  3. Bill Chong,
  4. Graeme Moad,
  5. Melissa Skidmore and
  6. San H. Thang

Published Online: 31 MAY 2007

DOI: 10.1002/9783527610860.ch11

Radical Polymerization: Kinetics and Mechanism, Volume 248

Radical Polymerization: Kinetics and Mechanism, Volume 248

How to Cite

Rizzardo, E., Chen, M., Chong, B., Moad, G., Skidmore, M. and Thang, S. H. (2007) RAFT Polymerization: Adding to the Picture, in Radical Polymerization: Kinetics and Mechanism, Volume 248 (eds M. Buback and A. M. van Herk), Wiley-VCH Verlag GmbH & Co. KGaA, Weinheim, Germany. doi: 10.1002/9783527610860.ch11
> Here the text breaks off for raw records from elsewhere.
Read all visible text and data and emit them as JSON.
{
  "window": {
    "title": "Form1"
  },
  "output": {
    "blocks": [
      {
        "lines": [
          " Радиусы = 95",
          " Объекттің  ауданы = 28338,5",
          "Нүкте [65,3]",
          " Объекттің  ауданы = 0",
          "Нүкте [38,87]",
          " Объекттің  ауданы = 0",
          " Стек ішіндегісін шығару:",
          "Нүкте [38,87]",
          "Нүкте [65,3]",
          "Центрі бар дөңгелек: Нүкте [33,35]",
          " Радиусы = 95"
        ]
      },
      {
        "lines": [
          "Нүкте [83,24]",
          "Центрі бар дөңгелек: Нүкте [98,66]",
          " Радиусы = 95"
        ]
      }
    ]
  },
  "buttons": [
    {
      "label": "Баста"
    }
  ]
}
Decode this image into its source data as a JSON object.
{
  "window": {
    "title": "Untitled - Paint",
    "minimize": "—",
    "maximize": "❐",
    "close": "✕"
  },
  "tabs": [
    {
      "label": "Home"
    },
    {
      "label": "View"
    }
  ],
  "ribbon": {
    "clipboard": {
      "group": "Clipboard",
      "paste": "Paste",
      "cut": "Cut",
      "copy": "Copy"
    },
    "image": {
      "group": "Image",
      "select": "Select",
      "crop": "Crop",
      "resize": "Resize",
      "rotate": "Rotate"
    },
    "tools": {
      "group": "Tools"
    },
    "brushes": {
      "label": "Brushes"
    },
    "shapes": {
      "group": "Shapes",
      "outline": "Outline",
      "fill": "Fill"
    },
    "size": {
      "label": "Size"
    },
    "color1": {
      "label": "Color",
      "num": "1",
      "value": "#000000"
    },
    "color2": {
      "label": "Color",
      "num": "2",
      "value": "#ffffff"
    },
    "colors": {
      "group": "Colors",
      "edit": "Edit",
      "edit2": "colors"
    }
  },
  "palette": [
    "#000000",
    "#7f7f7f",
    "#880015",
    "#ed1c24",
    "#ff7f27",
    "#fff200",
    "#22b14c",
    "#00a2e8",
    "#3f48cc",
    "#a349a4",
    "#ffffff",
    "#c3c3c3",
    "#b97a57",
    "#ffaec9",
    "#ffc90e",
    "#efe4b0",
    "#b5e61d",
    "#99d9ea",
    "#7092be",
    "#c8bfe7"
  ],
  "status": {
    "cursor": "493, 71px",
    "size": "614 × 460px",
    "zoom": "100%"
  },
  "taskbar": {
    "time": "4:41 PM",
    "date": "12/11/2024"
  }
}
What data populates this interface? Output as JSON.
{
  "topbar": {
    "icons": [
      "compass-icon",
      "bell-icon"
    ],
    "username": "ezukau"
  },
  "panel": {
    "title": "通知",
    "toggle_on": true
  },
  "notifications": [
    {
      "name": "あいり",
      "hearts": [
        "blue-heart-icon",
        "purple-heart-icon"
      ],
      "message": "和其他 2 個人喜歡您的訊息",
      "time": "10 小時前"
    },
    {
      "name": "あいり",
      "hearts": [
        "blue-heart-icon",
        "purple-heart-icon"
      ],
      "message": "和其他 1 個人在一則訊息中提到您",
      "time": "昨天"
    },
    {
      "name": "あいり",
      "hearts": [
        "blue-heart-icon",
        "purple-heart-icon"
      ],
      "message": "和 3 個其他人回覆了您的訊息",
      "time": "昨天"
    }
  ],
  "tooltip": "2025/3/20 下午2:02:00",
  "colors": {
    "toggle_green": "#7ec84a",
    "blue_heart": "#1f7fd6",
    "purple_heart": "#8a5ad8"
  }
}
Editor Information

  1. 2

    Institute of Physical Chemistry, Georg-August-University Göttingen, Tammannstrasse 6, D-37077 Göttingen, Germany

  2. 3

    Laboratory for Polymer Chemistry, Department of Chemical Engineering and Chemistry, Eindhoven University of Technology, PO Box 513, 5600 MB Eindhoven, The Netherlands

Author Information

  1. CSIRO Molecular and Health Technologies, Bag 10 Clayton South, Victoria 3169, Australia

Publication History

  1. Published Online: 31 MAY 2007
  2. Published Print: 13 APR 2007

ISBN Information

Print ISBN: 9783527320561

Online ISBN: 9783527610860



  • molecular weight;
  • radical polymerization;
  • RAFT agents;
  • facticity


Factors affecting the choice of RAFT agent [RSC(Z)=S] for a given polymerization are discussed. For polymerization of methyl methacrylate (MMA), tertiary cyanoalkyl trithiocarbonates provide very good control over molecular weight and distribution and polymerizations show little retardation. The secondary trithiocarbonate RAFT agents with R=CHPh(CN) also gives good control but an inhibition period attributed to slow reinitiation is manifest. Radical induced reduction with hypophosphite salts provides a clean and convenient process for removal of thiocarbonylthio end groups of RAFT-synthesized polymers. Two methods providing simultaneous control over stereochemistry and molecular weight distribution of chains formed by radical polymerization are reported. Polymerization of MMA in the presence of scandium triflate provides a more isotactic PMMA. A similar RAFT polymerization with trithiocarbonate RAFT agents also provides control and avoids issues of RAFT agent instability seen with dithiobenzoate RAFT agents in the presence of Lewis acids. RAFT polymerization of tetramethylammonium methacrylate at 45 8C provides a more syndiotactic PMMA of controlled molecular weight and distribution (after methylation; mm:mr:rr 2:21:77 compared to 3:35:62 when formed by bulk polymerization of MMA).